The next issue to consider is whether the expense is reasonable and is incurred for the purpose of earning business income.
Reasonable – For example, it would usually be reasonable for a software developer to claim internet costs, but it might not be reasonable for a contract construction worker to do the same. The issue is whether the expense is actually used in the business to earn income or grow the business.
Incurred for Business – There also may be expenses that can be attributed to the business, but for which there could be a personal component. The personal component isn’t eligible to deduct.
For example, if you use the same cell phone for both business and personal reasons, then it is reasonable to claim only the costs that relate to business use.
You may have to estimate this, keeping in mind whether the estimated business use is reasonable or not.
Using the same thought process, personal expenses that can not be linked to earning business income (personal travel, meals, clothing etc.) wouldn’t be eligible business expenses.
EXCEPTIONS AND SPECIFIC RULES
We often see questions about these specific rules and exceptions.
Meals and Entertainment – When meals and entertainment expenses are incurred for business purposes, they are still only 50% deductible for tax purposes. It is important to keep track of the business reason for the M&E expense and who it was with.
If you pay for a meal because you‘ve forgotten your lunch for the day, it most likely isn’t deductible.
Vehicle Related Expenses – You can deduct expenses you incur to run a motor vehicle that you use to earn business income.
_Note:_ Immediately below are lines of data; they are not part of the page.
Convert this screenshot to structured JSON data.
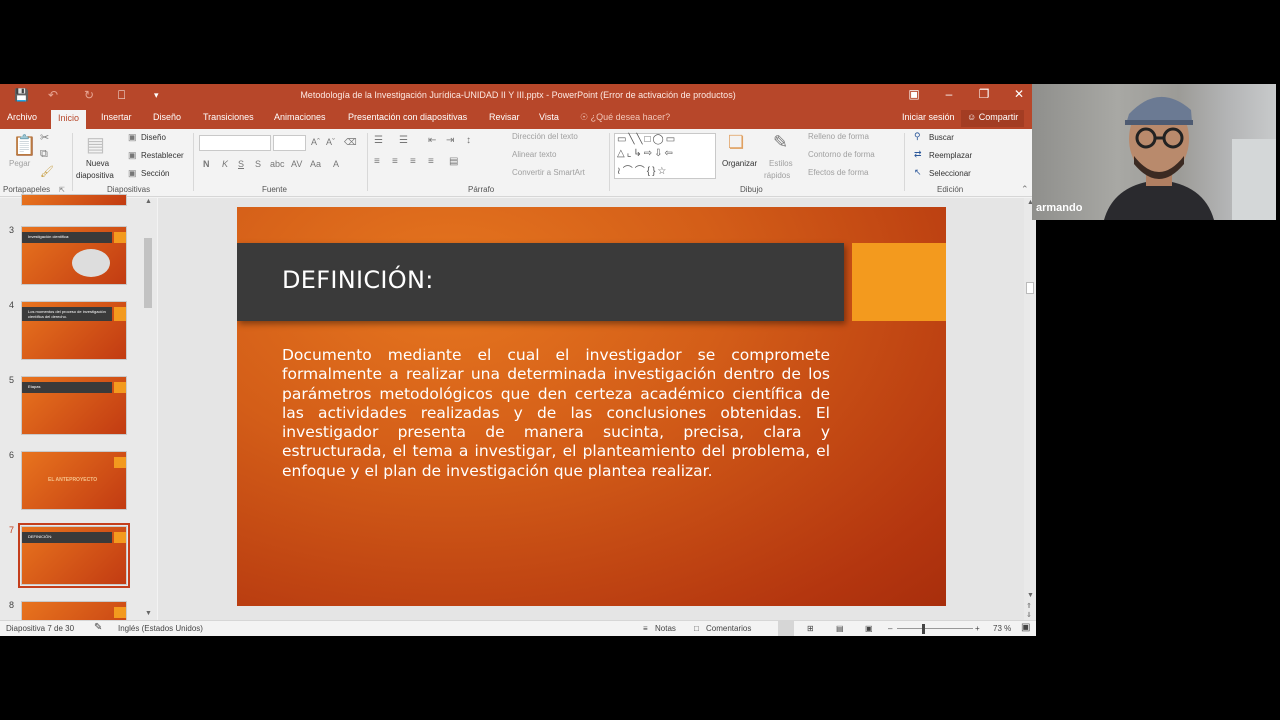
{
  "window": {
    "title": "Metodología de la Investigación Jurídica-UNIDAD II Y III.pptx - PowerPoint (Error de activación de productos)"
  },
  "tabs": [
    "Archivo",
    "Inicio",
    "Insertar",
    "Diseño",
    "Transiciones",
    "Animaciones",
    "Presentación con diapositivas",
    "Revisar",
    "Vista"
  ],
  "tell_me": "¿Qué desea hacer?",
  "account": {
    "signin": "Iniciar sesión",
    "share": "Compartir"
  },
  "ribbon": {
    "portapapeles": {
      "paste": "Pegar",
      "group": "Portapapeles"
    },
    "diapositivas": {
      "new_slide_1": "Nueva",
      "new_slide_2": "diapositiva",
      "layout": "Diseño",
      "reset": "Restablecer",
      "section": "Sección",
      "group": "Diapositivas"
    },
    "fuente": {
      "group": "Fuente"
    },
    "parrafo": {
      "text_direction": "Dirección del texto",
      "align_text": "Alinear texto",
      "smartart": "Convertir a SmartArt",
      "group": "Párrafo"
    },
    "dibujo": {
      "arrange": "Organizar",
      "quick_styles_1": "Estilos",
      "quick_styles_2": "rápidos",
      "fill": "Relleno de forma",
      "outline": "Contorno de forma",
      "effects": "Efectos de forma",
      "group": "Dibujo"
    },
    "edicion": {
      "find": "Buscar",
      "replace": "Reemplazar",
      "select": "Seleccionar",
      "group": "Edición"
    }
  },
  "thumbnails": [
    {
      "num": "3",
      "title": "Investigación científica:"
    },
    {
      "num": "4",
      "title": "Los momentos del proceso de investigación científica del derecho."
    },
    {
      "num": "5",
      "title": "Etapas"
    },
    {
      "num": "6",
      "title": "EL ANTEPROYECTO"
    },
    {
      "num": "7",
      "title": "DEFINICIÓN:"
    },
    {
      "num": "8",
      "title": ""
    }
  ],
  "slide": {
    "heading": "DEFINICIÓN:",
    "body": "Documento mediante el cual el investigador se compromete formalmente a realizar una determinada investigación dentro de los parámetros metodológicos que den certeza académico científica de las actividades realizadas y de las conclusiones obtenidas. El investigador presenta de manera sucinta, precisa, clara y estructurada, el tema a investigar, el planteamiento del problema, el enfoque y el plan de investigación que plantea realizar."
  },
  "status": {
    "slide_info": "Diapositiva 7 de 30",
    "language": "Inglés (Estados Unidos)",
    "notes": "Notas",
    "comments": "Comentarios",
    "zoom": "73 %"
  },
  "webcam": {
    "name": "armando"
  },
  "colors": {
    "accent": "#b7472a",
    "slide_orange": "#d35d18",
    "header_dark": "#3a3a3a",
    "accent_orange": "#f39a1e"
  }
}
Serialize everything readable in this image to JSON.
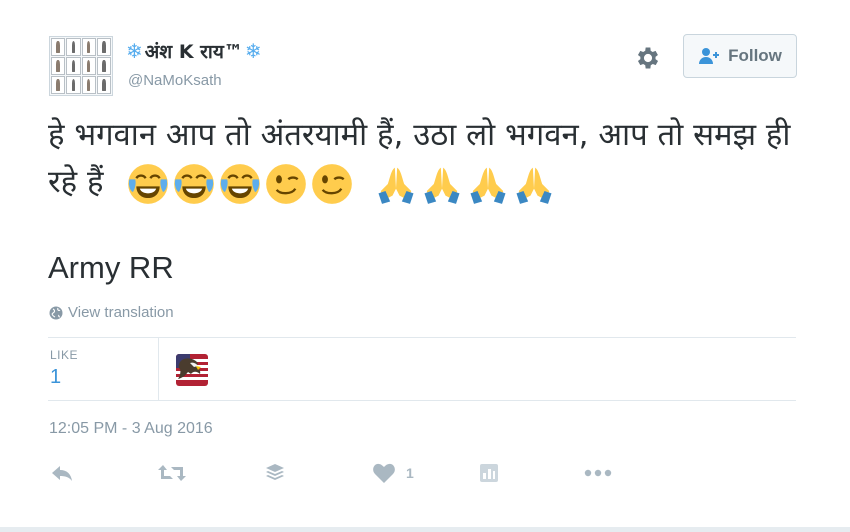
{
  "header": {
    "display_name_prefix": "❄",
    "display_name": "अंश K राय™",
    "display_name_suffix": "❄",
    "handle": "@NaMoKsath",
    "follow_label": "Follow"
  },
  "tweet": {
    "text": "हे भगवान आप तो अंतरयामी हैं, उठा लो भगवन, आप तो समझ ही रहे हैं",
    "emojis": [
      "tears-of-joy",
      "tears-of-joy",
      "tears-of-joy",
      "winking-face",
      "winking-face",
      "folded-hands",
      "folded-hands",
      "folded-hands",
      "folded-hands"
    ],
    "line2": "Army RR",
    "translate_label": "View translation"
  },
  "stats": {
    "like_label": "LIKE",
    "like_count": "1"
  },
  "timestamp": "12:05 PM - 3 Aug 2016",
  "actions": {
    "like_count": "1"
  },
  "colors": {
    "link_blue": "#3b94d9",
    "muted": "#8899a6",
    "icon_gray": "#aab8c2",
    "snow_blue": "#55acee"
  }
}
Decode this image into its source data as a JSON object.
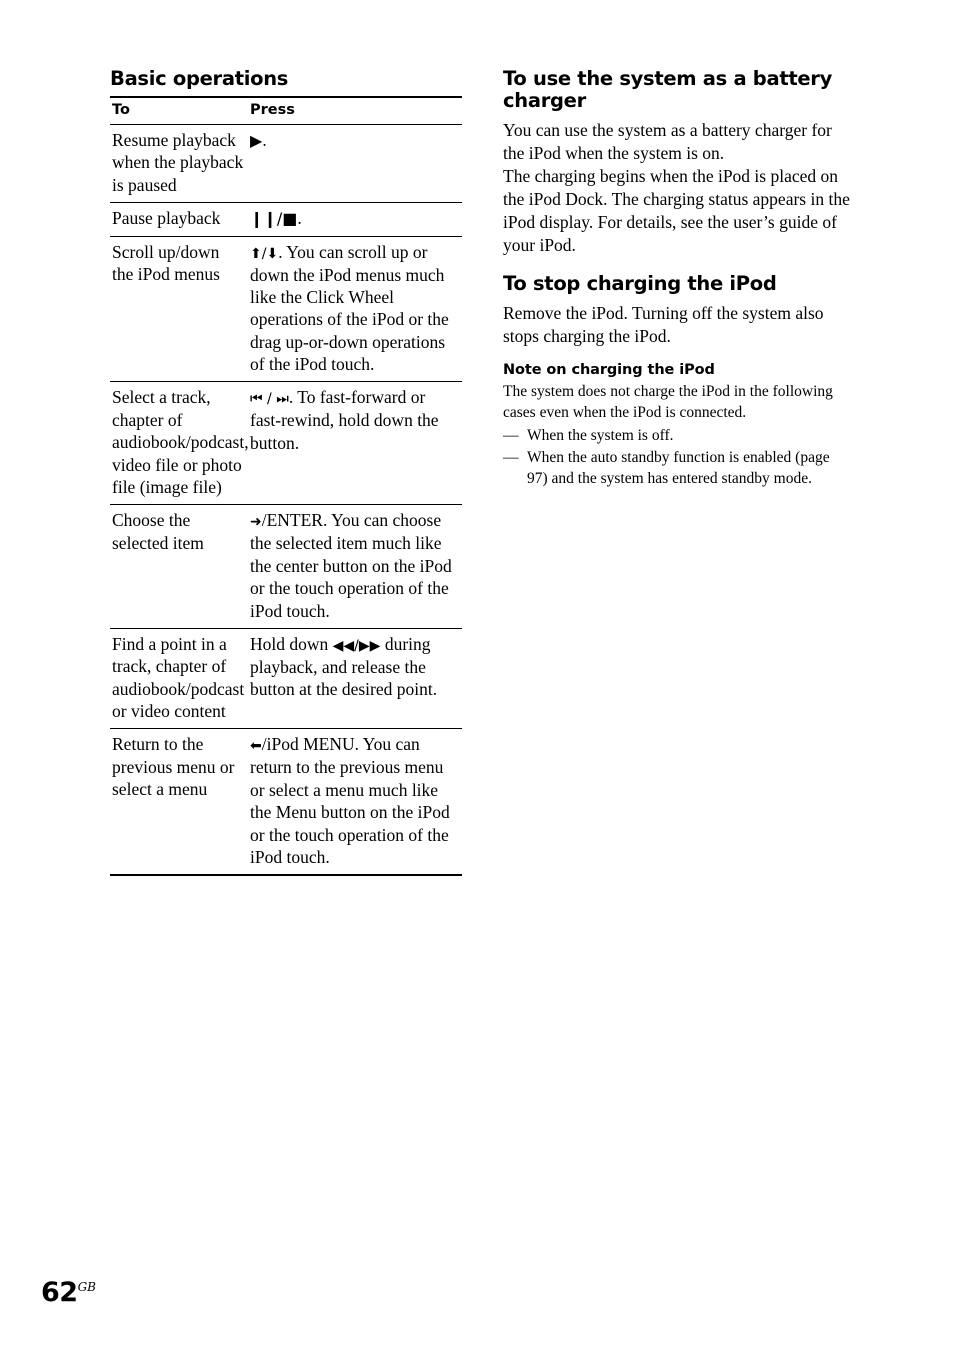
{
  "left_column": {
    "section_title": "Basic operations",
    "table": {
      "headers": [
        "To",
        "Press"
      ],
      "rows": [
        {
          "to": "Resume playback when the playback is paused",
          "press_glyph": "▶",
          "press": "."
        },
        {
          "to": "Pause playback",
          "press_glyph": "❙❙/■",
          "press": "."
        },
        {
          "to": "Scroll up/down the iPod menus",
          "press_glyph": "⬆/⬇",
          "press": ". You can scroll up or down the iPod menus much like the Click Wheel operations of the iPod or the drag up-or-down operations of the iPod touch."
        },
        {
          "to": "Select a track, chapter of audiobook/podcast, video file or photo file (image file)",
          "press_glyph": "⏮ / ⏭",
          "press": ". To fast-forward or fast-rewind, hold down the button."
        },
        {
          "to": "Choose the selected item",
          "press_glyph": "➜",
          "press": "/ENTER. You can choose the selected item much like the center button on the iPod or the touch operation of the iPod touch."
        },
        {
          "to": "Find a point in a track, chapter of audiobook/podcast or video content",
          "press_prefix": "Hold down ",
          "press_glyph": "◀◀/▶▶",
          "press": " during playback, and release the button at the desired point."
        },
        {
          "to": "Return to the previous menu or select a menu",
          "press_glyph": "⬅",
          "press": "/iPod MENU. You can return to the previous menu or select a menu much like the Menu button on the iPod or the touch operation of the iPod touch."
        }
      ]
    }
  },
  "right_column": {
    "section_title": "To use the system as a battery charger",
    "paragraph_1": "You can use the system as a battery charger for the iPod when the system is on.",
    "paragraph_2": "The charging begins when the iPod is placed on the iPod Dock. The charging status appears in the iPod display. For details, see the user’s guide of your iPod.",
    "section_title_2": "To stop charging the iPod",
    "paragraph_3": "Remove the iPod. Turning off the system also stops charging the iPod.",
    "note_title": "Note on charging the iPod",
    "note_body": "The system does not charge the iPod in the following cases even when the iPod is connected.",
    "note_items": [
      "When the system is off.",
      "When the auto standby function is enabled (page 97) and the system has entered standby mode."
    ],
    "dash": "—"
  },
  "footer": {
    "page_number": "62",
    "page_suffix": "GB"
  }
}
Again, personal related use is not eligible, so costs may need to be prorated based on personal vs. business use.
Personal use includes travel to and from your regular place of work.
Home Office Expenses – You can deduct home office expenses as long as the space is either your principal place of business, or you use it only to earn business income and regularly meet clients, customers or patients there.
You can deduct a portion of your utilities costs, maintenance costs, property taxes, and mortgage interest.
To calculate the part you can deduct, use a reasonable basis such as the area of the work space divided by the total area of your home.
Gym and Golf Memberships – In most cases, you can not deduct club membership dues if the main purpose of the club is dining, recreation, or sporting activities.